Surprisingly for such a small sensor, the X10 handles difficult light really well and the dynamic range appears to be better than I would have imagined. I also mentioned the exposure comp dial and it works seamlessly with the rear screen to allow you to see the result of your adjustments. This isn’t unique to the X10 of course but is an extremely useful aspect of electronic screens and viewfinders. I used to use a Nikon D3 for just about everything I shot and I picked it up recently and was shocked at how stone age it felt with the DSLR mirror slap and noisy shutter.
I don’t use it often but, as many reviewers have pointed out, the Fuji cameras are really classy when it comes to balancing light when you use the in cam flash. Take the above shot for example which was just completely impossible without a little help form the pop up flash on the X10. I think you can see how very bright it was behind the couple but the flash dealt with it very nicely indeed.

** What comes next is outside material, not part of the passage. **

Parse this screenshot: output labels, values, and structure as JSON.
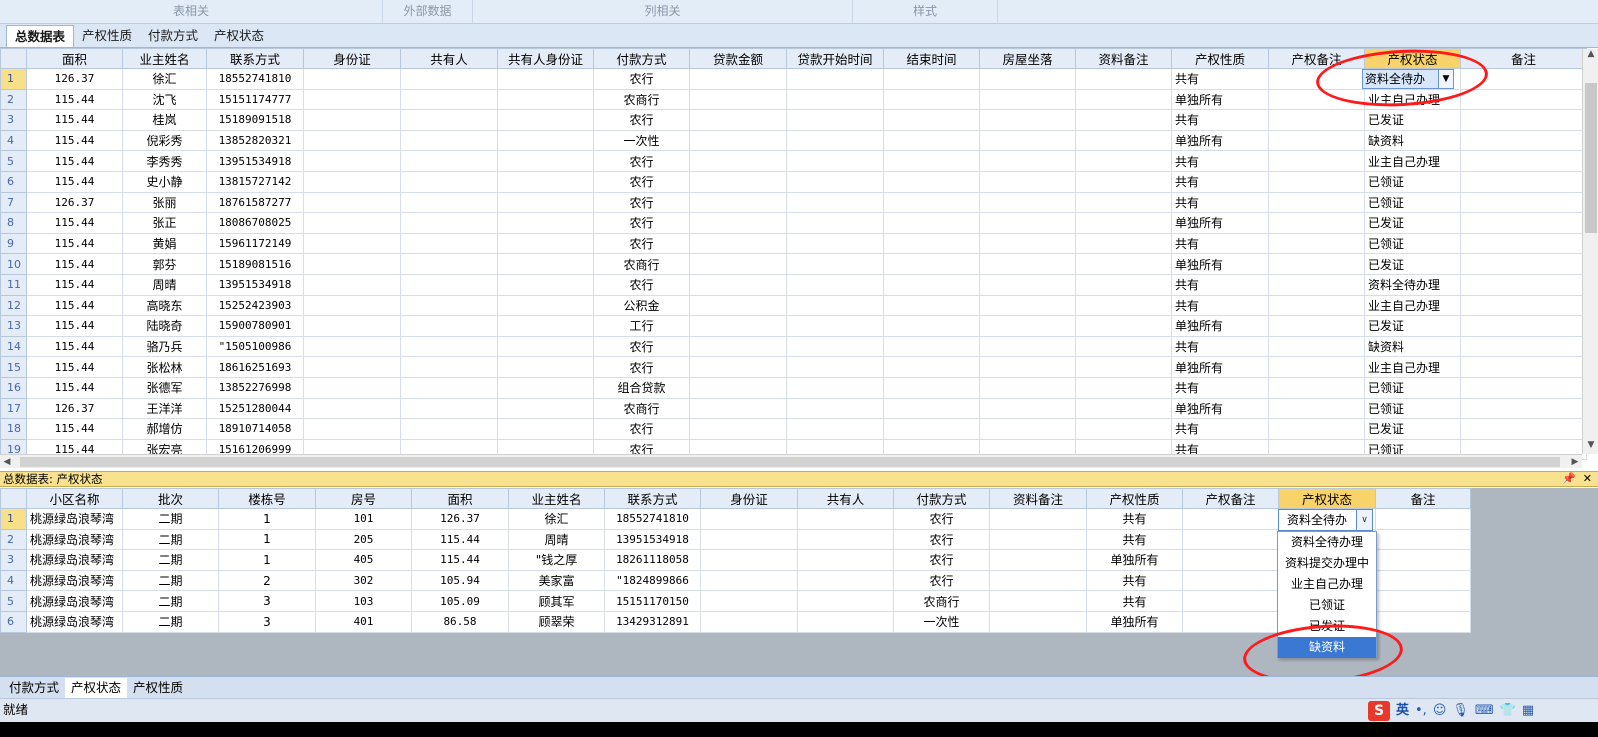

One of the other criticisms of the X10 was of the optical viewfinder and its slightly narrow view and lack of any shooting information. For me I have found that I mainly prefer to use the screen to compose and that allows me to ‘grab’ shots like the one above where I see something that is going to change very quickly but I can lift the camera to above eye height, frame and shoot very quickly. It’s almost like using a giant rangefinder where you have complete visibility of everything around you but can frame what you want. The criticism of the VF is I think pretty fair but it’s not at all unusable and you quickly learn to trust the focus if you leave the focus point on centre and recompose so for me it’s no big deal. There is a somewhat strange effect here that I noticed in myself though and that is that I seem to adapt to the camera rather than have a totally fixed personal style. Let me try to explain, I also have and often use a Fuji X100 (another loved cam) but I very seldom use the rear screen and almost always use the viewfinder because it works so well. With the X10, whether its to do with size or whatever, I find that I use the viewfinder less and shoot maybe 75% of shots with the screen and I am entirely comfortable with this.
A final comment on the usability of the X10. Most of you will have noticed by now that I have shot all of these in a 1:1 or square crop. This is something that I struggle to be able to explain and it doesn’t always work as you lose the narrative effect that comes with 3:2 however, somehow I find that I can get nice tight expressive framing with it and I find that it defines the main subjects better for the way I have been shooting. With the X10, like many other cameras, it’s so easy to set the camera to square and compose that way on the screen safe in the knowledge that you will have a 3:2 RAW file if you get it wrong. In terms of shooting approach then, I set the camera on square, RAW + Fine jpg and the B&W film effect with a yellow filter. This wont work for everyone but it certainly produces the results that I am looking for and gives me the RAW insurance policy if I need to re-crop.